» **Work instruction**:
Could the data below be retyped exactly, without its pictures?
Raw data below:
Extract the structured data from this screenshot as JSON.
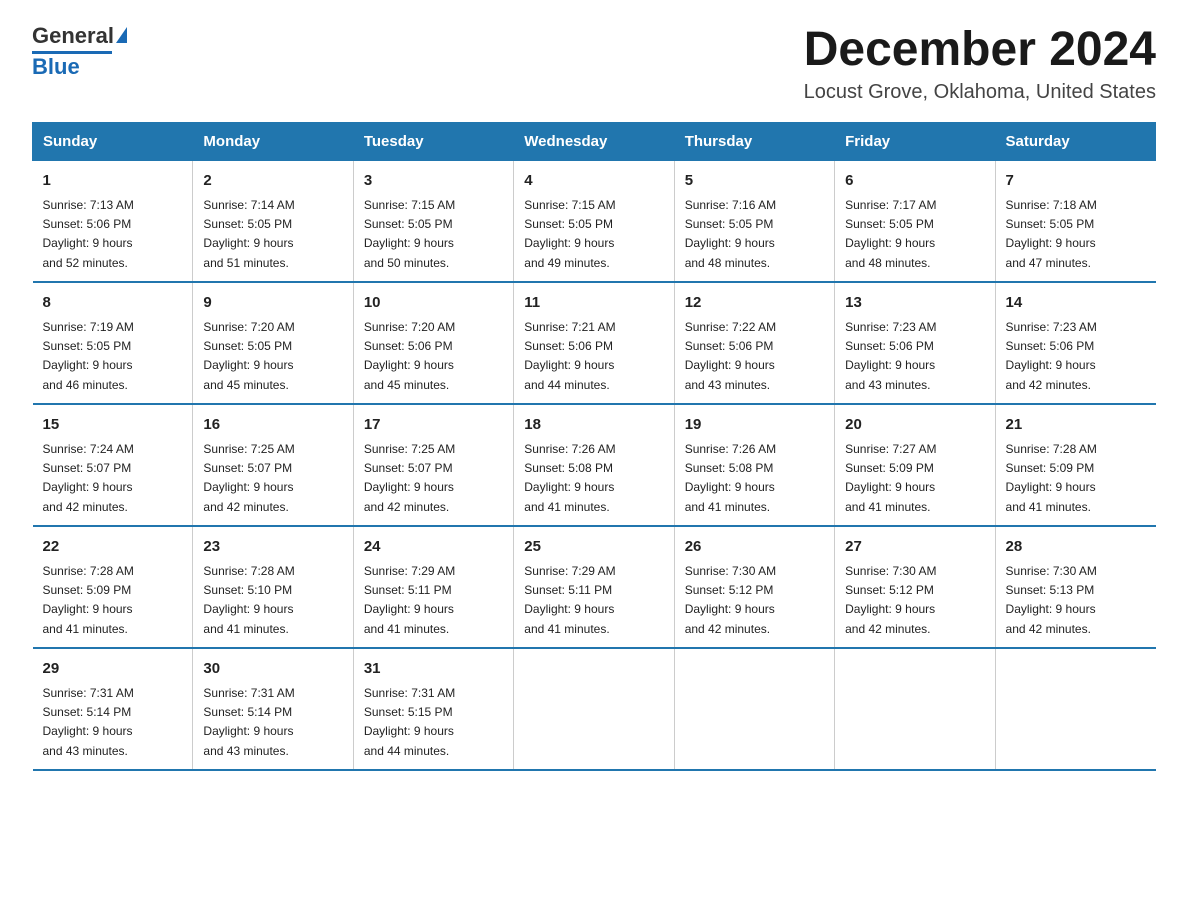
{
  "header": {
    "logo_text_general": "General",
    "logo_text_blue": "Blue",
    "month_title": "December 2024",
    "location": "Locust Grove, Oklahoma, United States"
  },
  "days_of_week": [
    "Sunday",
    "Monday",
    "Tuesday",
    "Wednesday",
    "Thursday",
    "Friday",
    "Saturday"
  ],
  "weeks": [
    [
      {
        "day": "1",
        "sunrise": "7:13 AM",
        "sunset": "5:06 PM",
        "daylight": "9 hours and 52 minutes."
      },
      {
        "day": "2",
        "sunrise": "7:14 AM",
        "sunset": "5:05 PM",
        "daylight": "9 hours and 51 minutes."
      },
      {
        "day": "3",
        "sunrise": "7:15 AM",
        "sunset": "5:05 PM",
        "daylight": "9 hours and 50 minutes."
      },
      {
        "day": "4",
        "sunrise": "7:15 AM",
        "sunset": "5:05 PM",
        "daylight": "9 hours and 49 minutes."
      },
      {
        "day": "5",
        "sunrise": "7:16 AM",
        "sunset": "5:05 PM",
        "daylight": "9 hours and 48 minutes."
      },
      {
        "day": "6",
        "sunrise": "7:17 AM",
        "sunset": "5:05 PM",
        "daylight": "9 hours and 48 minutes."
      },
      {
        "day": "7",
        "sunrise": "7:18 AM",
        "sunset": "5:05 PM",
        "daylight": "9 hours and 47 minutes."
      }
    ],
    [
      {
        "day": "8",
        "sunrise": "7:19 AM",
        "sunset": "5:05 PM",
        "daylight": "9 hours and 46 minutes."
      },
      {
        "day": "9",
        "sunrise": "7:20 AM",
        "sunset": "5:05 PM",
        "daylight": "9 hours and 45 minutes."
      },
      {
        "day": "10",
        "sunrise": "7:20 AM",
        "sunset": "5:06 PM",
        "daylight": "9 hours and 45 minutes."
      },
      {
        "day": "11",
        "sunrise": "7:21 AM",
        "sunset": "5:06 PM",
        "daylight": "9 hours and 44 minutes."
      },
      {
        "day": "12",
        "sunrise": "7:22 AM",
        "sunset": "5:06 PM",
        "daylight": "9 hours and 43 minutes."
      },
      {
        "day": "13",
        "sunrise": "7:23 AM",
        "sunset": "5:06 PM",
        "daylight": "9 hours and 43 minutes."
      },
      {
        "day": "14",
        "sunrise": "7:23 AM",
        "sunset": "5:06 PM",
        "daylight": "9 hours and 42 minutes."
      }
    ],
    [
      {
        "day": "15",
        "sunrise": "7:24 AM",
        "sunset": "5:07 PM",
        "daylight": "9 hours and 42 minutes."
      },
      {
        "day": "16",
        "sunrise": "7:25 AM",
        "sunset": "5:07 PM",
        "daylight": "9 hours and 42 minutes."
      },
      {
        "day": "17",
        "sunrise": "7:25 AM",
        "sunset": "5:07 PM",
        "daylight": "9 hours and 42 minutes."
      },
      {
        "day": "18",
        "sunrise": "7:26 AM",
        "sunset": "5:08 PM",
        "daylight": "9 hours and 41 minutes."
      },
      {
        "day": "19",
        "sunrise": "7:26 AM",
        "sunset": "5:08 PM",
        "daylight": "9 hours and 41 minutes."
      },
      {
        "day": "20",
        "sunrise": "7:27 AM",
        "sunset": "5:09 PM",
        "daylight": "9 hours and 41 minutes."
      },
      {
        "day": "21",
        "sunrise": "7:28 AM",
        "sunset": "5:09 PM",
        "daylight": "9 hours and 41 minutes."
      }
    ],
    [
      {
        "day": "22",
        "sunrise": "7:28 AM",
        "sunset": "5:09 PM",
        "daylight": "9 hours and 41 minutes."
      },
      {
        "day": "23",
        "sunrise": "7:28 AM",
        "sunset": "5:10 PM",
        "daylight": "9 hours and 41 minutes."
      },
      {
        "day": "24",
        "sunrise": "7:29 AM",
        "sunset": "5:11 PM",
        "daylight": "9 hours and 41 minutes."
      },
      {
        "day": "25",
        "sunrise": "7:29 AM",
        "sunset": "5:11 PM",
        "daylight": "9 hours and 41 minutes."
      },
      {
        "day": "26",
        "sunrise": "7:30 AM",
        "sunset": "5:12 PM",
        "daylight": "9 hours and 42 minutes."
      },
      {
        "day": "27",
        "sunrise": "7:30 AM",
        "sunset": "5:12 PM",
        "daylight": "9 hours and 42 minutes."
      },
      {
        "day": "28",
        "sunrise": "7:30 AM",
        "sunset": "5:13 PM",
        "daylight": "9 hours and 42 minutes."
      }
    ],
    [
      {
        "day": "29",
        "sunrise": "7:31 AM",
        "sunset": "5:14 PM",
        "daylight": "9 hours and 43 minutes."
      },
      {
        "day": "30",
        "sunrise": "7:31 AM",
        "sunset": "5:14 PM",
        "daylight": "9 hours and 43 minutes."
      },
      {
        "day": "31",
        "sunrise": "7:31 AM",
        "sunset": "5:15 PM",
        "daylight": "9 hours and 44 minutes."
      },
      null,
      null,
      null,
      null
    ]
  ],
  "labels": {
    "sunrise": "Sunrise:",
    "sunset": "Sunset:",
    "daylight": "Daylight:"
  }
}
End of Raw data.
» **Result**:
Extract the structured data from this screenshot as JSON.
{
  "header": {
    "logo_text_general": "General",
    "logo_text_blue": "Blue",
    "month_title": "December 2024",
    "location": "Locust Grove, Oklahoma, United States"
  },
  "days_of_week": [
    "Sunday",
    "Monday",
    "Tuesday",
    "Wednesday",
    "Thursday",
    "Friday",
    "Saturday"
  ],
  "weeks": [
    [
      {
        "day": "1",
        "sunrise": "7:13 AM",
        "sunset": "5:06 PM",
        "daylight": "9 hours and 52 minutes."
      },
      {
        "day": "2",
        "sunrise": "7:14 AM",
        "sunset": "5:05 PM",
        "daylight": "9 hours and 51 minutes."
      },
      {
        "day": "3",
        "sunrise": "7:15 AM",
        "sunset": "5:05 PM",
        "daylight": "9 hours and 50 minutes."
      },
      {
        "day": "4",
        "sunrise": "7:15 AM",
        "sunset": "5:05 PM",
        "daylight": "9 hours and 49 minutes."
      },
      {
        "day": "5",
        "sunrise": "7:16 AM",
        "sunset": "5:05 PM",
        "daylight": "9 hours and 48 minutes."
      },
      {
        "day": "6",
        "sunrise": "7:17 AM",
        "sunset": "5:05 PM",
        "daylight": "9 hours and 48 minutes."
      },
      {
        "day": "7",
        "sunrise": "7:18 AM",
        "sunset": "5:05 PM",
        "daylight": "9 hours and 47 minutes."
      }
    ],
    [
      {
        "day": "8",
        "sunrise": "7:19 AM",
        "sunset": "5:05 PM",
        "daylight": "9 hours and 46 minutes."
      },
      {
        "day": "9",
        "sunrise": "7:20 AM",
        "sunset": "5:05 PM",
        "daylight": "9 hours and 45 minutes."
      },
      {
        "day": "10",
        "sunrise": "7:20 AM",
        "sunset": "5:06 PM",
        "daylight": "9 hours and 45 minutes."
      },
      {
        "day": "11",
        "sunrise": "7:21 AM",
        "sunset": "5:06 PM",
        "daylight": "9 hours and 44 minutes."
      },
      {
        "day": "12",
        "sunrise": "7:22 AM",
        "sunset": "5:06 PM",
        "daylight": "9 hours and 43 minutes."
      },
      {
        "day": "13",
        "sunrise": "7:23 AM",
        "sunset": "5:06 PM",
        "daylight": "9 hours and 43 minutes."
      },
      {
        "day": "14",
        "sunrise": "7:23 AM",
        "sunset": "5:06 PM",
        "daylight": "9 hours and 42 minutes."
      }
    ],
    [
      {
        "day": "15",
        "sunrise": "7:24 AM",
        "sunset": "5:07 PM",
        "daylight": "9 hours and 42 minutes."
      },
      {
        "day": "16",
        "sunrise": "7:25 AM",
        "sunset": "5:07 PM",
        "daylight": "9 hours and 42 minutes."
      },
      {
        "day": "17",
        "sunrise": "7:25 AM",
        "sunset": "5:07 PM",
        "daylight": "9 hours and 42 minutes."
      },
      {
        "day": "18",
        "sunrise": "7:26 AM",
        "sunset": "5:08 PM",
        "daylight": "9 hours and 41 minutes."
      },
      {
        "day": "19",
        "sunrise": "7:26 AM",
        "sunset": "5:08 PM",
        "daylight": "9 hours and 41 minutes."
      },
      {
        "day": "20",
        "sunrise": "7:27 AM",
        "sunset": "5:09 PM",
        "daylight": "9 hours and 41 minutes."
      },
      {
        "day": "21",
        "sunrise": "7:28 AM",
        "sunset": "5:09 PM",
        "daylight": "9 hours and 41 minutes."
      }
    ],
    [
      {
        "day": "22",
        "sunrise": "7:28 AM",
        "sunset": "5:09 PM",
        "daylight": "9 hours and 41 minutes."
      },
      {
        "day": "23",
        "sunrise": "7:28 AM",
        "sunset": "5:10 PM",
        "daylight": "9 hours and 41 minutes."
      },
      {
        "day": "24",
        "sunrise": "7:29 AM",
        "sunset": "5:11 PM",
        "daylight": "9 hours and 41 minutes."
      },
      {
        "day": "25",
        "sunrise": "7:29 AM",
        "sunset": "5:11 PM",
        "daylight": "9 hours and 41 minutes."
      },
      {
        "day": "26",
        "sunrise": "7:30 AM",
        "sunset": "5:12 PM",
        "daylight": "9 hours and 42 minutes."
      },
      {
        "day": "27",
        "sunrise": "7:30 AM",
        "sunset": "5:12 PM",
        "daylight": "9 hours and 42 minutes."
      },
      {
        "day": "28",
        "sunrise": "7:30 AM",
        "sunset": "5:13 PM",
        "daylight": "9 hours and 42 minutes."
      }
    ],
    [
      {
        "day": "29",
        "sunrise": "7:31 AM",
        "sunset": "5:14 PM",
        "daylight": "9 hours and 43 minutes."
      },
      {
        "day": "30",
        "sunrise": "7:31 AM",
        "sunset": "5:14 PM",
        "daylight": "9 hours and 43 minutes."
      },
      {
        "day": "31",
        "sunrise": "7:31 AM",
        "sunset": "5:15 PM",
        "daylight": "9 hours and 44 minutes."
      },
      null,
      null,
      null,
      null
    ]
  ],
  "labels": {
    "sunrise": "Sunrise:",
    "sunset": "Sunset:",
    "daylight": "Daylight:"
  }
}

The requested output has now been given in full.